The Committee of Ministers regularly replies to written questions by members of the Assembly that “owing to a lack of consensus”, it has not been possible to adopt a reply. Important issues are thus not dealt with if only one Member of the Committee of Ministers decided to block an answer. That is a very effective way to give a veto to every country on an answer about its own human rights records.
Recently, the Committee of Ministers replied that: “The Statute of the Council of Europe does not contain any specific provisions on the handling, by the Committee of Ministers, of replies to written questions from members of the Parliamentary Assembly. Under those circumstances, Article 19 of the Statute of the Council of Europe which covers statements by the Committee of Ministers to the Assembly, combined with Article 20 of the Statute, which provides that decisions on statements to the Assembly are taken unanimously has always been applied to written questions” (answer to written question 707, Doc. 14089).
Article 19 of the Statute does not deal with answers to written questions at all.
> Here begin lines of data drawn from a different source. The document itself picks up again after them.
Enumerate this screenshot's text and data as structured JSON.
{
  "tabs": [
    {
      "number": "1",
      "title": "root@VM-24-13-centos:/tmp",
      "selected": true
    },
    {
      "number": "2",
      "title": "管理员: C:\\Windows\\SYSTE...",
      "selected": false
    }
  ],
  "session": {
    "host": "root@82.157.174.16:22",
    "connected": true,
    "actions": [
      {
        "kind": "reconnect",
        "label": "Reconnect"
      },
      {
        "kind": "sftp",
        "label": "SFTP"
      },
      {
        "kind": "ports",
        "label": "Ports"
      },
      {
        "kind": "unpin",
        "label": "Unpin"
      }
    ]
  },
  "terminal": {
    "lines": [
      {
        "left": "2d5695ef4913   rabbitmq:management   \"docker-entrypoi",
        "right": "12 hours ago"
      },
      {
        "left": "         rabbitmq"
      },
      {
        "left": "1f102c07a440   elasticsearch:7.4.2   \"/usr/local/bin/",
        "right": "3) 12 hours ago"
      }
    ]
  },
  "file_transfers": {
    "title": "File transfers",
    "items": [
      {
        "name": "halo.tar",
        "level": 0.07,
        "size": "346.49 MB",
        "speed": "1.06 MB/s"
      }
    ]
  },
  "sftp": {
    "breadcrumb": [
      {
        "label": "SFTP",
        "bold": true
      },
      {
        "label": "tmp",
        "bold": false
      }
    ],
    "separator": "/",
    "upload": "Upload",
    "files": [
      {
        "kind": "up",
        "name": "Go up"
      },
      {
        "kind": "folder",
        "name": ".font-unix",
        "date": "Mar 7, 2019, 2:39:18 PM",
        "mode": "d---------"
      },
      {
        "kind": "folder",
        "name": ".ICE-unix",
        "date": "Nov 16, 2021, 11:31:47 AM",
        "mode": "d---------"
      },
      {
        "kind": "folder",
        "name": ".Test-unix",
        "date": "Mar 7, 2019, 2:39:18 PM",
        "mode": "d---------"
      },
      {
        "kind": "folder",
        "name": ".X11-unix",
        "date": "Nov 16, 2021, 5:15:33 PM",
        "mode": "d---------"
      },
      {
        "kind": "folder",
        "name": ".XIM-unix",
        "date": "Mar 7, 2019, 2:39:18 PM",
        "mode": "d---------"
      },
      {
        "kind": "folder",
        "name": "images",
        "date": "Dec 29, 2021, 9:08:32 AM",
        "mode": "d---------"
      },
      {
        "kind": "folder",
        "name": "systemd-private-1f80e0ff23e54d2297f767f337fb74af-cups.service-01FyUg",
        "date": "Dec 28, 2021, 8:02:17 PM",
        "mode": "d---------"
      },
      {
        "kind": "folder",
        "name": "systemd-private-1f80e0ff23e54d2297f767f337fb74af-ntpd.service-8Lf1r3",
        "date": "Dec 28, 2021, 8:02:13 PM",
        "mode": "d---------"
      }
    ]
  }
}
It states: “At each session of the Consultative Parliamentary Assembly the Committee of Ministers shall furnish the Assembly with statements of its activities, accompanied by appropriate documentation”
The Assembly should investigate what the right interpretation of the Statute of the Council of Europe is and should find or propose ways in which the Committee of Ministers is able to give a meaningful answer to a politically sensitive question if the overwhelming majority of the Committee of Ministers agrees on an answer.